Summer technically starts on June 20th, but for me it's always the 4th of July when I really feel like celebrating all things summer. Long afternoons by the pool, grilling out with friends, eating tons of summer produce and plenty of spicy margaritas. With all these events it can be hard to stick with our #zerowaste goals, but with a few simple tweaks and planning ahead you can have fun this summer without trashing the planet. Here are few simple ways you can make this summer — and every summer hereafter — more fun and guilt-free by going green.
Don't forget to stay hydrated with your zero-waste essentials
It’s important to stay hydrated in the summer heat, but let's do it without trashing the planet.
Instead of drinking out of plastic all summer, remember to bring your own refillable water bottle, reusable straw, and reusable cups that can be used over and over again. Plus they look way chicer!
Go meatless at your next BBQ
Summer is the perfect time to host a barbeque — and vegetables like asparagus, zucchini, and mushroom are great on the grill.
The mass quantity of livestock the world raises to satiate its taste for meat accounts for about 15% of global greenhouse gas emissions.

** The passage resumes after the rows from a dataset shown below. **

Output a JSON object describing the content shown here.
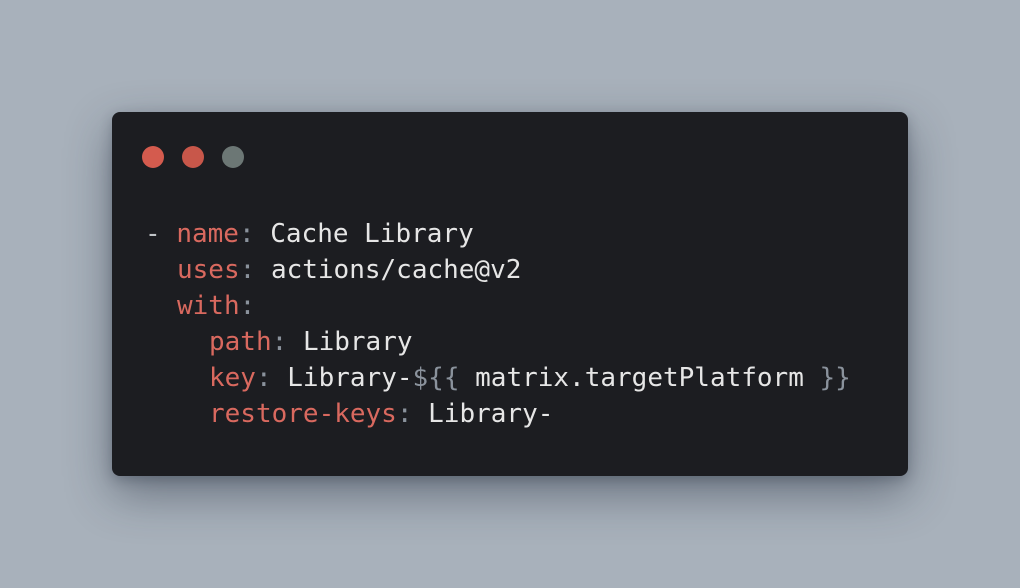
{
  "colors": {
    "background": "#a8b1bb",
    "window": "#1c1d21",
    "dot_red": "#d45b4e",
    "dot_red2": "#c8574a",
    "dot_gray": "#6c7775",
    "key": "#d9695f",
    "punctuation": "#8a929c",
    "value": "#e6e6e6",
    "dash": "#c0c4c8"
  },
  "window_dots": [
    {
      "name": "close",
      "color": "#d45b4e"
    },
    {
      "name": "minimize",
      "color": "#c8574a"
    },
    {
      "name": "zoom",
      "color": "#6c7775"
    }
  ],
  "code": {
    "line1": {
      "dash": "-",
      "key": "name",
      "colon": ":",
      "value": "Cache Library"
    },
    "line2": {
      "key": "uses",
      "colon": ":",
      "value": "actions/cache@v2"
    },
    "line3": {
      "key": "with",
      "colon": ":"
    },
    "line4": {
      "key": "path",
      "colon": ":",
      "value": "Library"
    },
    "line5": {
      "key": "key",
      "colon": ":",
      "value_prefix": "Library-",
      "expr_open": "${{",
      "expr": "matrix.targetPlatform",
      "expr_close": "}}"
    },
    "line6": {
      "key": "restore-keys",
      "colon": ":",
      "value": "Library-"
    }
  }
}
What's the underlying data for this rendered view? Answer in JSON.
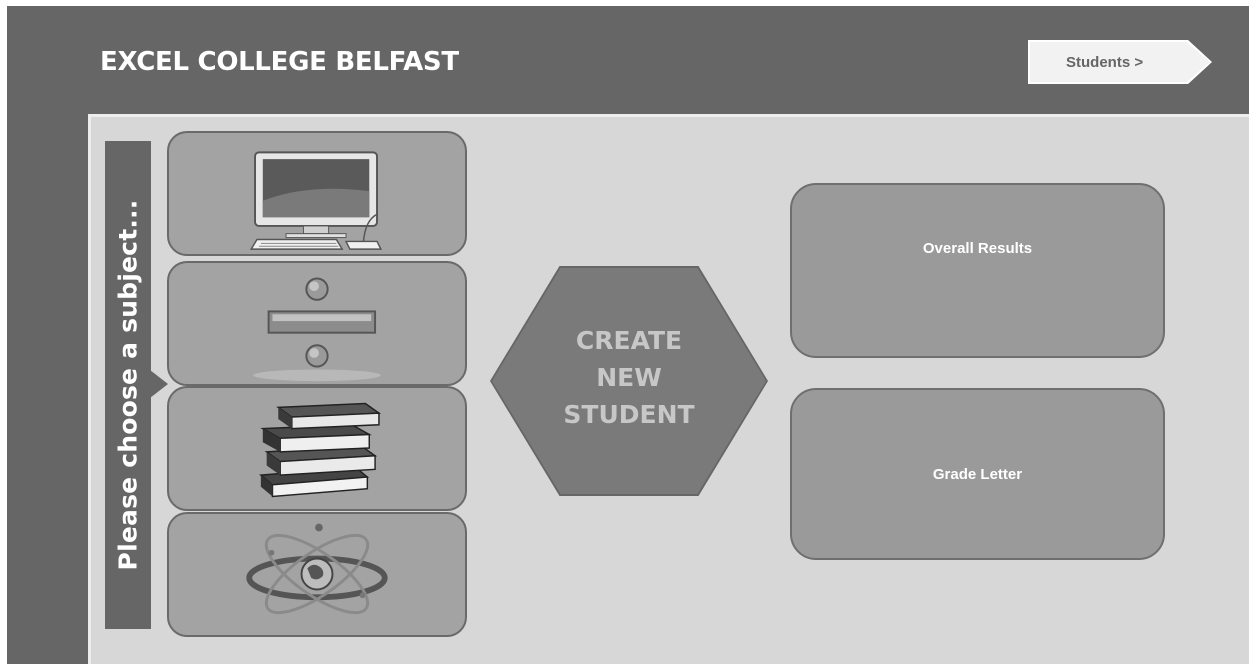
{
  "header": {
    "title": "EXCEL COLLEGE BELFAST",
    "students_button": "Students >"
  },
  "sidebar": {
    "label": "Please choose a subject...",
    "subjects": [
      {
        "icon": "computer-icon"
      },
      {
        "icon": "divide-icon"
      },
      {
        "icon": "books-icon"
      },
      {
        "icon": "atom-globe-icon"
      }
    ]
  },
  "main": {
    "create_lines": [
      "CREATE",
      "NEW",
      "STUDENT"
    ],
    "overall_results": "Overall Results",
    "grade_letter": "Grade Letter"
  },
  "colors": {
    "header_bg": "#666666",
    "panel_bg": "#d7d7d7",
    "tile_bg": "#a3a3a3",
    "button_bg": "#9a9a9a"
  }
}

Beef in particular takes a major toll on the environment. A whopping 1,800 to 2,500 gallons of water are needed to produce just 1 pound of beef. Eating one fewer burger a week for a year has the same effect as taking a car off the road for 320 miles, according to the Earth Day Network. In fact, if every person in the US passed on meat or cheese for just one day, the reduction in negative environmental impacts would be about the same as taking 7.6 million cars off the road.
Instead of throwing a burger on the grill, check out some meatless substitutes or swap that patty out for a portobello mushroom.
Try Gardening or Buying Local Produce
Produce from your local grocery store chain (whether it is organic or conventional) travels on average 1500 miles from the farm to your plate. This results in produce that's less fresh, doesn't taste as good, and wastes a lot of natural resources. We know most of use can't grow all our own fruits and veggies but we could start with a few and try shopping local farmers markets for the rest. Home-grown veggies are most often organic, plus they taste much better.
This summer, try starting your own mini-garden in your backyard or even your windowsill if you're tight on space. Here are a few ideas for what to plant in July.
Cool Off Naturally & Save On Your Electric Bill
Knowing how to use your windows is a great way to keep the house cool.
First off, make sure your curtains help to control temperature. Insulating curtains will help your house’s temperature in both summer and winter, by keeping hot air out in the summer and keeping it in during the coldness of winter.
You can also open windows to create a cross breeze through the house–open the top of one window, and then across the room or downstairs, open the bottom of another. Don’t open them very much, and do it in the morning while the air is still cool from the night, before you turn on your air conditioner.
If you’ve got a window-unit AC, know that air conditioners with a higher EER rating will be more energy-efficient, so consider replacing yours for a better model. Make sure any cracks or crevices around the AC unit are sealed, too, so the cold air doesn’t escape.
Practice Sustainable Tourism
Sustainability is probably not the term we think about the most when we go on vacation. However, it actually should be as it’s imperative that we decrease our travel footprint and ease the pressure on countries, places, and people who are swamped by tourists in this season. Sustainable tourism for me means:
Minimize waste – no littering, opting for reusables
Protect the natural environment – keep it clean and beautiful, follow the rules and regulations
Don’t exploit the people and animals – research touristy programs beforehand and make sure it does not hurt other beings (elephant rides in Thailand for example)
Supporting local businesses – local restaurants and accommodations over big chains
Buying local specialties instead of mass-produced souvenirs
Walking a lot, using public transport, and using a car as a last resort